After I took a walk around the grounds and grabbed some photos to share, I wandered back outside to get a closer look at the demo cars for everyone. Tatsuhiro was wrapping up some work, so I had some time to kill before we went to photograph the R35.
The last time I saw their Z33 was at Fuji Speedway during HKS Premium day, I believe 2 years ago. There has been a few changes on the exterior since then, but not too much. The main difference has been in the engine and tuning of the Z car.
New fender and hood vents have been added to help facilitate air flow through the front end of the car.
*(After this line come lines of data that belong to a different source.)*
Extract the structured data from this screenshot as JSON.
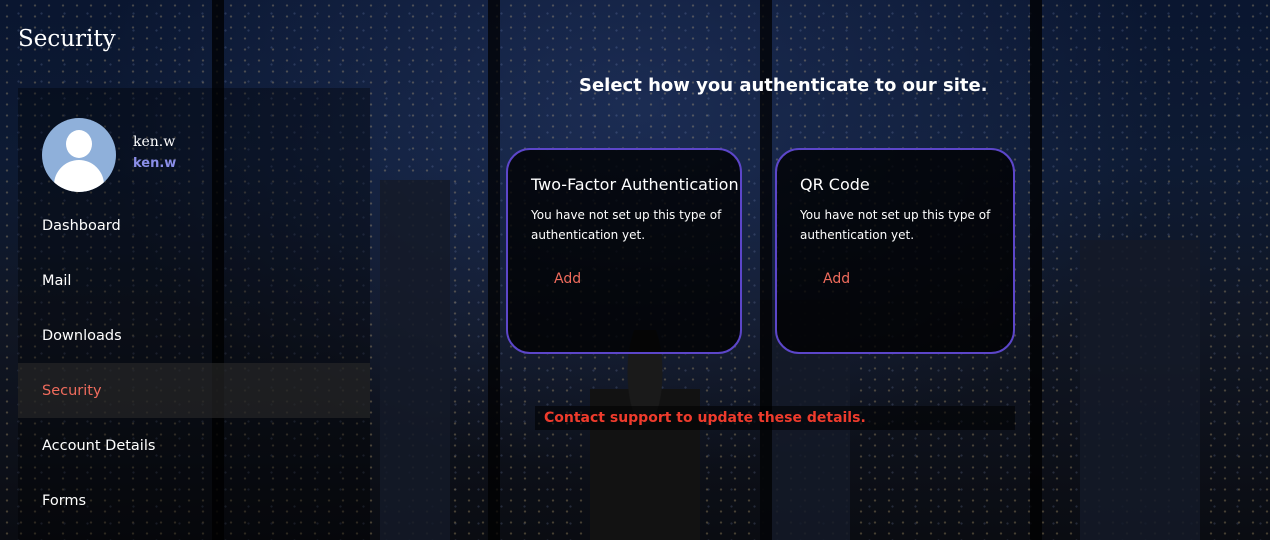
{
  "app": {
    "title": "Security"
  },
  "user": {
    "name": "ken.w",
    "handle": "ken.w",
    "avatar_icon": "user-avatar-icon"
  },
  "sidebar": {
    "items": [
      {
        "label": "Dashboard",
        "active": false
      },
      {
        "label": "Mail",
        "active": false
      },
      {
        "label": "Downloads",
        "active": false
      },
      {
        "label": "Security",
        "active": true
      },
      {
        "label": "Account Details",
        "active": false
      },
      {
        "label": "Forms",
        "active": false
      }
    ]
  },
  "main": {
    "prompt": "Select how you authenticate to our site.",
    "methods": [
      {
        "title": "Two-Factor Authentication",
        "status": "You have not set up this type of authentication yet.",
        "action": "Add"
      },
      {
        "title": "QR Code",
        "status": "You have not set up this type of authentication yet.",
        "action": "Add"
      }
    ],
    "notice": "Contact support to update these details."
  },
  "colors": {
    "accent": "#ef6b5c",
    "card_border": "#5c46c9",
    "handle": "#8a8ee8",
    "notice": "#ee3b2c"
  }
}
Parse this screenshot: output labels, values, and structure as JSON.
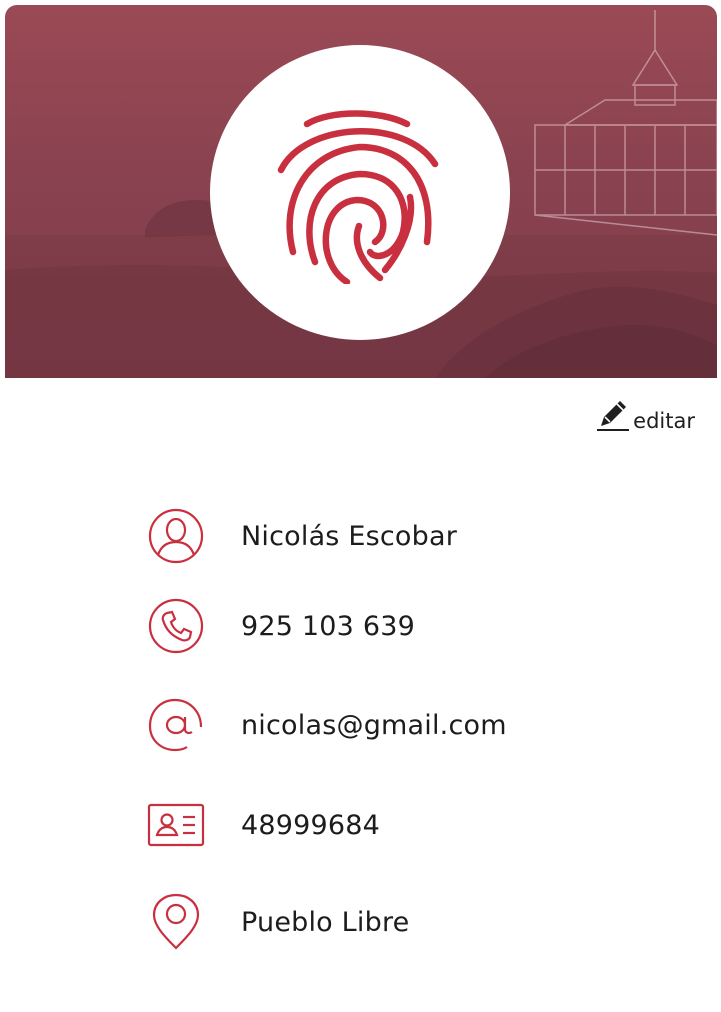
{
  "profile": {
    "edit_label": "editar",
    "fields": [
      {
        "icon": "user-circle-icon",
        "value": "Nicolás Escobar"
      },
      {
        "icon": "phone-icon",
        "value": "925 103 639"
      },
      {
        "icon": "at-sign-icon",
        "value": "nicolas@gmail.com"
      },
      {
        "icon": "id-card-icon",
        "value": "48999684"
      },
      {
        "icon": "location-pin-icon",
        "value": "Pueblo Libre"
      }
    ]
  },
  "colors": {
    "accent": "#c9303f",
    "header_overlay": "#8f4652",
    "text": "#1c1c1c"
  }
}
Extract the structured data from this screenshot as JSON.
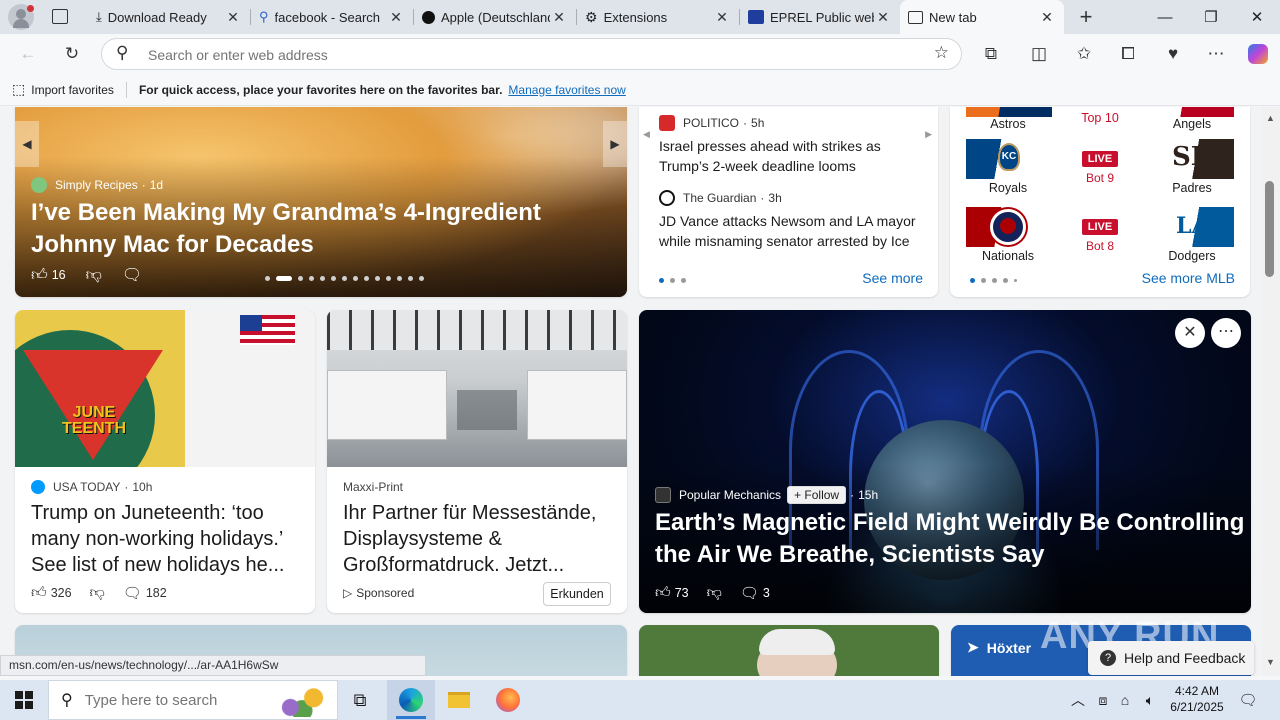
{
  "tabs": [
    {
      "title": "Download Ready",
      "icon": "download-icon"
    },
    {
      "title": "facebook - Search",
      "icon": "search-icon"
    },
    {
      "title": "Apple (Deutschland)",
      "icon": "apple-icon"
    },
    {
      "title": "Extensions",
      "icon": "puzzle-icon"
    },
    {
      "title": "EPREL Public website",
      "icon": "eu-flag-icon"
    },
    {
      "title": "New tab",
      "icon": "newtab-icon",
      "active": true
    }
  ],
  "address_bar": {
    "placeholder": "Search or enter web address"
  },
  "favorites_bar": {
    "import_label": "Import favorites",
    "message": "For quick access, place your favorites here on the favorites bar.",
    "manage_link": "Manage favorites now"
  },
  "hero": {
    "source": "Simply Recipes",
    "age": "1d",
    "title": "I’ve Been Making My Grandma’s 4-Ingredient Johnny Mac for Decades",
    "likes": "16",
    "slide_count": 14,
    "active_slide": 1
  },
  "news_list": {
    "items": [
      {
        "source": "POLITICO",
        "age": "5h",
        "title": "Israel presses ahead with strikes as Trump’s 2-week deadline looms"
      },
      {
        "source": "The Guardian",
        "age": "3h",
        "title": "JD Vance attacks Newsom and LA mayor while misnaming senator arrested by Ice"
      }
    ],
    "see_more": "See more"
  },
  "mlb": {
    "top_row": {
      "left": "Astros",
      "mid": "Top 10",
      "right": "Angels"
    },
    "games": [
      {
        "left": "Royals",
        "status": "LIVE",
        "inning": "Bot 9",
        "right": "Padres"
      },
      {
        "left": "Nationals",
        "status": "LIVE",
        "inning": "Bot 8",
        "right": "Dodgers"
      }
    ],
    "see_more": "See more MLB"
  },
  "cards": [
    {
      "source": "USA TODAY",
      "age": "10h",
      "title": "Trump on Juneteenth: ‘too many non-working holidays.’ See list of new holidays he...",
      "likes": "326",
      "comments": "182",
      "image_text": "JUNE TEENTH"
    },
    {
      "source": "Maxxi-Print",
      "title": "Ihr Partner für Messestände, Displaysysteme & Großformatdruck. Jetzt...",
      "sponsored": "Sponsored",
      "cta": "Erkunden"
    }
  ],
  "feature": {
    "source": "Popular Mechanics",
    "follow": "Follow",
    "age": "15h",
    "title": "Earth’s Magnetic Field Might Weirdly Be Controlling the Air We Breathe, Scientists Say",
    "likes": "73",
    "comments": "3"
  },
  "weather_chip": {
    "location": "Höxter"
  },
  "help": {
    "label": "Help and Feedback"
  },
  "watermark": "ANY RUN",
  "status_url": "msn.com/en-us/news/technology/.../ar-AA1H6wSw",
  "taskbar": {
    "search_placeholder": "Type here to search",
    "time": "4:42 AM",
    "date": "6/21/2025"
  }
}
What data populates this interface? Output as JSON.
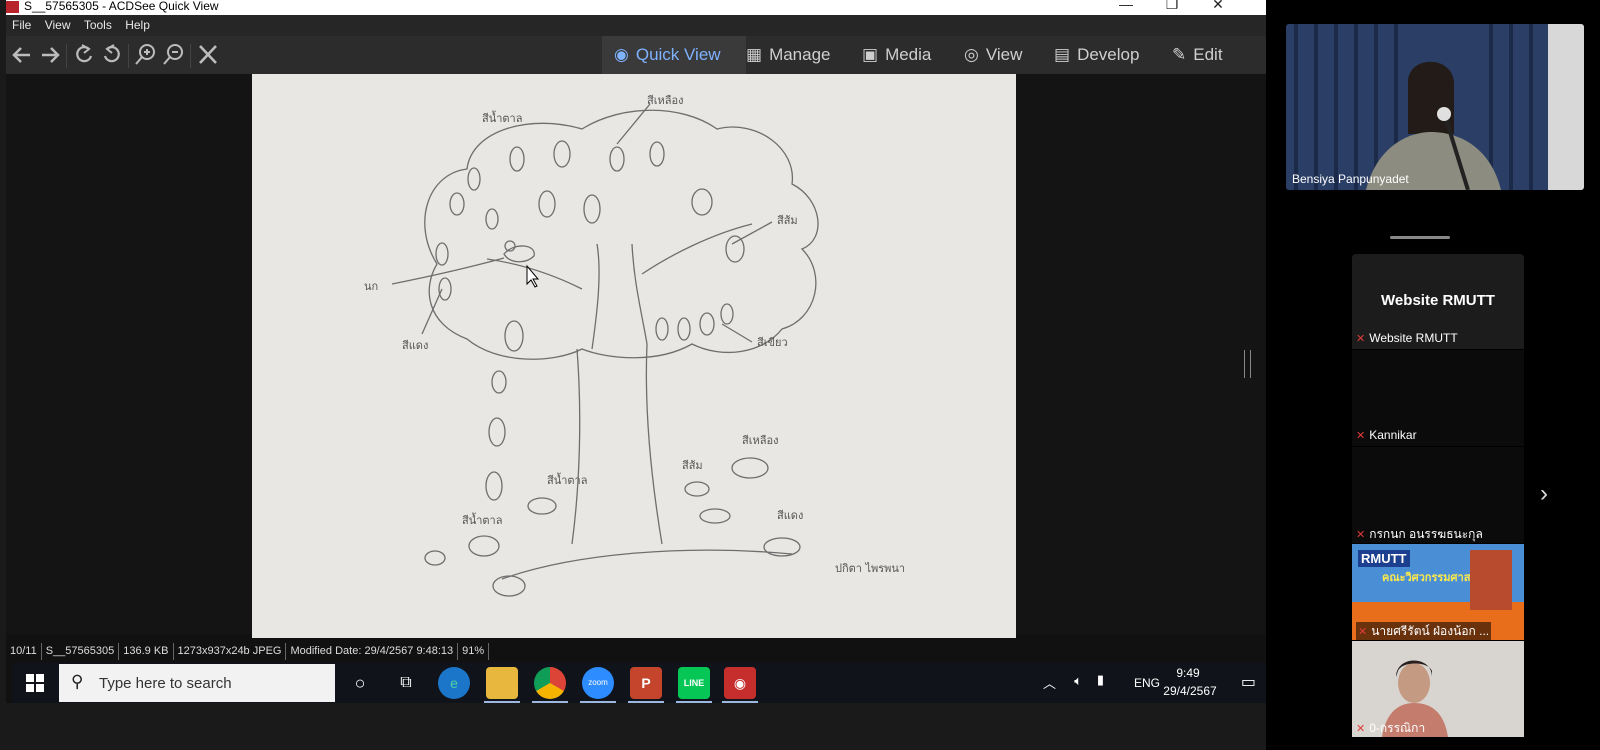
{
  "window": {
    "title": "S__57565305 - ACDSee Quick View",
    "controls": [
      "—",
      "❐",
      "✕"
    ]
  },
  "menu": [
    "File",
    "View",
    "Tools",
    "Help"
  ],
  "toolbar": {
    "modes": [
      {
        "label": "Quick View",
        "icon": "eye-icon",
        "active": true
      },
      {
        "label": "Manage",
        "icon": "grid-icon"
      },
      {
        "label": "Media",
        "icon": "media-icon"
      },
      {
        "label": "View",
        "icon": "view-eye-icon"
      },
      {
        "label": "Develop",
        "icon": "develop-icon"
      },
      {
        "label": "Edit",
        "icon": "edit-icon"
      }
    ]
  },
  "drawing": {
    "labels": [
      "สีเหลือง",
      "สีน้ำตาล",
      "สีส้ม",
      "นก",
      "สีแดง",
      "สีเขียว",
      "สีเหลือง",
      "สีน้ำตาล",
      "สีส้ม",
      "สีน้ำตาล",
      "สีแดง",
      "ปกิตา ไพรพนา"
    ]
  },
  "status": {
    "index": "10/11",
    "filename": "S__57565305",
    "size": "136.9 KB",
    "dims": "1273x937x24b JPEG",
    "modified": "Modified Date: 29/4/2567 9:48:13",
    "zoom": "91%"
  },
  "taskbar": {
    "search_placeholder": "Type here to search",
    "tray_lang": "ENG",
    "time": "9:49",
    "date": "29/4/2567"
  },
  "zoom": {
    "speaker_name": "Bensiya Panpunyadet",
    "tiles": [
      {
        "heading": "Website RMUTT",
        "label": "Website RMUTT"
      },
      {
        "label": "Kannikar"
      },
      {
        "label": "กรกนก อนรรฆธนะกุล"
      },
      {
        "label": "นายศรีรัตน์ ฝ่องน้อก ...",
        "logo_text": "RMUTT",
        "banner_text": "คณะวิศวกรรมศาสตร์"
      },
      {
        "label": "0-กรรณิกา"
      }
    ]
  }
}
A larger set of canards also adorn the front bumper, giving the car a slightly more aggressive look.
The motor has been upgraded with a large, Borg Warner turbine in place of the old HKS GTS8555 turbine from 2015, and a new tune which greatly increases the responsiveness of the added power. According to the brothers, they’ll be competing the Z once again in HKS’s upcoming events. The car was built specifically for competition at Fuji.
Sitting next to the Z33 was their S-chassis demo car, which was in the process of showcasing the reiteration of their exterior parts that will allow you to fit literally the largest tire you could imagine on your S13.
Enkei’s popular 18″ RS05RR wheel wrapped in Advan A050 are mounted to the demo car. Garage Mak has a good relationship with Enkei Japan, and it is the chosen wheel for the majority of their demo cars.
Tim Scheuer’s Z33, a customer and friend of Garage Mak, had his car stored here while he is back in the states. Before he return, the car will be re-tuned and ready for him to drive it again. No doubt he’s missing it!
We said our goodbyes, and Amemiya and I set off together to Azumino to meet Tsubaki and his wife for dinner. Initially we were going to cook dinner at their new house, but decided to go out to eat ramen, and head back to the house to chat and catch up on things. It’s about an hour away from Nagano, in the opposite direction of my hotel, but it was worth the drive to catch up with old friends.
The next morning on the drive home, after stopping by a few more local shops, I headed back to Yokohama as the sun was setting. The drive back ended up being much longer, as I was in prime rush hour traffic headed back into Tokyo. I didn’t mind though, as my mind was refreshed with good memories and inspiring cars to reminisce on.
Many thanks to Amemiya, the Miyagawa brothers, and Baki for being such gracious hosts. Can’t wait to return in February – this time to ski!